Regular Expressions Word Boundary Word boundaries


The \b metacharacter

To make it easier to find whole words, we can use the metacharacter \b. It marks the beginning and the end of an alphanumeric sequence*. Also, since it only serves to mark this locations, it actually matches no character on its own.

*: It is common to call an alphanumeric sequence a word, since we can catch it's characters with a \w (the word characters class). This can be misleading, though, since \w also includes numbers and, in most flavors, the underscore.


\bstack\bstackoverflowNo, since there's no ocurrence of the whole word stack
\bstack\bfoo stack barYes, since there's nothing before nor after stack
\bstack\bstack!overflowYes: there's nothing before stack and !is not a word character
\bstackstackoverflowYes, since there's nothing before stack
overflow\bstackoverflowYes, since there's nothing after overflow

The \B metacharacter

This is the opposite of \b, matching against the location of every non-boundary character. Like \b, since it matches locations, it matches no character on its own.
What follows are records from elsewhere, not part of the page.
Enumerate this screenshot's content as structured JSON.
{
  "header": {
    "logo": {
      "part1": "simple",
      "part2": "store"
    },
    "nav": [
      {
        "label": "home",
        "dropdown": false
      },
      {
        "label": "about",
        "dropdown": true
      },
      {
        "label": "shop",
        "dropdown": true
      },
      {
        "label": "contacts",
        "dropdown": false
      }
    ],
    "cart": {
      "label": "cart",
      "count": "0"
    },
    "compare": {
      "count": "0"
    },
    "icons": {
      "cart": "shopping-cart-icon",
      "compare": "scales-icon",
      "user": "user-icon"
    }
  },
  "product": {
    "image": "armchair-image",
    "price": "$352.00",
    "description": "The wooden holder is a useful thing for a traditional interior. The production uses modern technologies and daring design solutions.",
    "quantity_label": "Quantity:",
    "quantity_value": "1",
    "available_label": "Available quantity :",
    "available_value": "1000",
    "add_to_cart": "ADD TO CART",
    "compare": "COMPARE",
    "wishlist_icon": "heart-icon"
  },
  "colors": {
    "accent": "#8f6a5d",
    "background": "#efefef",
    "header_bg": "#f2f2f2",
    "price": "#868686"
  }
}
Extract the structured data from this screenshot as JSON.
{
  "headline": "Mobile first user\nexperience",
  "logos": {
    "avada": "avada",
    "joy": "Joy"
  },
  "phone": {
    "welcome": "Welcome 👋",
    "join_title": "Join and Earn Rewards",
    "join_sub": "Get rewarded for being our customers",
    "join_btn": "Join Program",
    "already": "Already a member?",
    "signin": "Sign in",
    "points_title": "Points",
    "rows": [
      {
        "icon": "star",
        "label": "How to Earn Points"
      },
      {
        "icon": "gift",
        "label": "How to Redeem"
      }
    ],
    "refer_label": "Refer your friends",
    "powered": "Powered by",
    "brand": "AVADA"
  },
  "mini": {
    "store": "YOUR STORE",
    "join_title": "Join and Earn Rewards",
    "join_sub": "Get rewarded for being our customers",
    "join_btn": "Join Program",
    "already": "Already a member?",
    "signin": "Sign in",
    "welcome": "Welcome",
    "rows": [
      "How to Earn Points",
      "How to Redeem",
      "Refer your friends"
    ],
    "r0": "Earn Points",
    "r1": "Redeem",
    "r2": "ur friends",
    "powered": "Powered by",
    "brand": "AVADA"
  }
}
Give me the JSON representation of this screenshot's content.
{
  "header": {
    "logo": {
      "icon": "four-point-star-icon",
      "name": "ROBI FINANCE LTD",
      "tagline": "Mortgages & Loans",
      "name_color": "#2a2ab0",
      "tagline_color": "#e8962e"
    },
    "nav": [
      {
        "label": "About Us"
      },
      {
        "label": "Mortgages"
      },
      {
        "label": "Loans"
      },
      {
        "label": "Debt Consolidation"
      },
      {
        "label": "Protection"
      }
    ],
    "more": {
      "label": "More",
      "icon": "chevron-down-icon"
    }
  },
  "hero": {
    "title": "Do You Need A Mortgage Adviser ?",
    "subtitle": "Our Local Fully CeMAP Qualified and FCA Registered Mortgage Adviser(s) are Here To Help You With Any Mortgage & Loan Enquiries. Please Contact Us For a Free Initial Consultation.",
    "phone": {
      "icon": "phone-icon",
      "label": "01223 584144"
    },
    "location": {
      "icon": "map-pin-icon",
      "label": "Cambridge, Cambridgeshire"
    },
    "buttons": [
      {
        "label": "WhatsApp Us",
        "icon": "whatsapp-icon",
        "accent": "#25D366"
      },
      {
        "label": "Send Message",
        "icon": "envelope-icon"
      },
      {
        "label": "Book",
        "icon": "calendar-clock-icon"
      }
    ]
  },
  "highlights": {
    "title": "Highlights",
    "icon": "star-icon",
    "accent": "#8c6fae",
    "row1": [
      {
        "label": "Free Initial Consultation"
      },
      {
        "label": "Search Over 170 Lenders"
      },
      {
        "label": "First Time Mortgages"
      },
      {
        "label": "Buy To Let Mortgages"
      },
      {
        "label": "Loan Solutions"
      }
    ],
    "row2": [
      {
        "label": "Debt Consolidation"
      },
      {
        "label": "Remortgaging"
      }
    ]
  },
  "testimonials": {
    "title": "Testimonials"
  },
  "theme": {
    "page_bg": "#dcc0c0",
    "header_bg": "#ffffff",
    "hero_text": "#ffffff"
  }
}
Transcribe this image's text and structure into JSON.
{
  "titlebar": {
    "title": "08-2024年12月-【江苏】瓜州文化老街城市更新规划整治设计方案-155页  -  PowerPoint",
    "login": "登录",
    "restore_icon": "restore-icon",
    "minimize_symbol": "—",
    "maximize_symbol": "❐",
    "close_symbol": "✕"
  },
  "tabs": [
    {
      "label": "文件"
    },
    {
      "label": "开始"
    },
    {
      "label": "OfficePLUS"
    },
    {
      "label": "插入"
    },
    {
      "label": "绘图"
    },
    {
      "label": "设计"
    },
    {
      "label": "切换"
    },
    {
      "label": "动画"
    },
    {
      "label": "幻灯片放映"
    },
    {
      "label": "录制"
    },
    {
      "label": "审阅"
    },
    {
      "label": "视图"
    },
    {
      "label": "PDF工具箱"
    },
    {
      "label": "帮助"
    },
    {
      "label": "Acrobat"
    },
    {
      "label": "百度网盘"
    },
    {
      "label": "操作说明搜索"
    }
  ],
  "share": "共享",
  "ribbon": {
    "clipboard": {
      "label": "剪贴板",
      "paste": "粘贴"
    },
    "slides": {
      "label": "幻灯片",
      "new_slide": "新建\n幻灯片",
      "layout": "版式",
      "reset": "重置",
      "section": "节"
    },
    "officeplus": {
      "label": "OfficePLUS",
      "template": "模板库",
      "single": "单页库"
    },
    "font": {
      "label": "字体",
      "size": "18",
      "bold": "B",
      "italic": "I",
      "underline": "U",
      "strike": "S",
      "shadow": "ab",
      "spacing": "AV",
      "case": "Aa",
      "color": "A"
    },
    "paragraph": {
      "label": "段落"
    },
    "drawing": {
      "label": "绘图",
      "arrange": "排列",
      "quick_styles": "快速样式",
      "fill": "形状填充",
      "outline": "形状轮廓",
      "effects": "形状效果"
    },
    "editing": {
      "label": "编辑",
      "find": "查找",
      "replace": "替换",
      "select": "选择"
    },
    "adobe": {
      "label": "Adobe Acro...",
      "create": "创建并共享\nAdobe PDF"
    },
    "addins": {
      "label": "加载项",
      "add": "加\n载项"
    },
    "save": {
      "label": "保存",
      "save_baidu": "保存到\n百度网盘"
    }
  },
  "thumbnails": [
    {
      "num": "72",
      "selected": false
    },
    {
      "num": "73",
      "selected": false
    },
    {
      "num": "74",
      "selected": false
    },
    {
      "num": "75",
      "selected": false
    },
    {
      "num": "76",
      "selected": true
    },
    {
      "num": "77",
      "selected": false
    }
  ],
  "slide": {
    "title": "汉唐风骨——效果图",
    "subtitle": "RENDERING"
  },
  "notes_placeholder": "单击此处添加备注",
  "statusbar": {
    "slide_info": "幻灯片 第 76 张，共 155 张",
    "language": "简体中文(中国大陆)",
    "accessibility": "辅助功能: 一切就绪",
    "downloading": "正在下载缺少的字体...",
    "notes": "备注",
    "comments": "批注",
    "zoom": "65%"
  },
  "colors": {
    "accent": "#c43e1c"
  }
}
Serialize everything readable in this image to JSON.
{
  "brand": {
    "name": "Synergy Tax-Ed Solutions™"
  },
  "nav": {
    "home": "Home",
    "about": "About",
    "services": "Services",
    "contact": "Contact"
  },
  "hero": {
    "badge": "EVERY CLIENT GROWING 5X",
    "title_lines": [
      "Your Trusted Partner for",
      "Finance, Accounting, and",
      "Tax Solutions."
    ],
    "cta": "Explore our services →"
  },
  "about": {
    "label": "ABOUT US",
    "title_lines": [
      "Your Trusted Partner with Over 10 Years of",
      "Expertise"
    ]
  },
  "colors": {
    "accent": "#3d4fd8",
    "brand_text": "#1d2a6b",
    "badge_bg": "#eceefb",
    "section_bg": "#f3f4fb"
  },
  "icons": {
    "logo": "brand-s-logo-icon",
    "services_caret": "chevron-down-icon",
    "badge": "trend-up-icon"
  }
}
It is useful for finding non whole words.


\Bb\BabcYes, since b is not surrounded by word boundaries.
\Ba\BabcNo, a has a word boundary on its left side.
a\BabcYes, a does not have a word boundary on its right side.
\B,\Ba,,,bYes, it matches the second comma because \B will also match the space between two non-word characters (it should be noted that there is a word boundary to the left of the first comma and to the right of the second).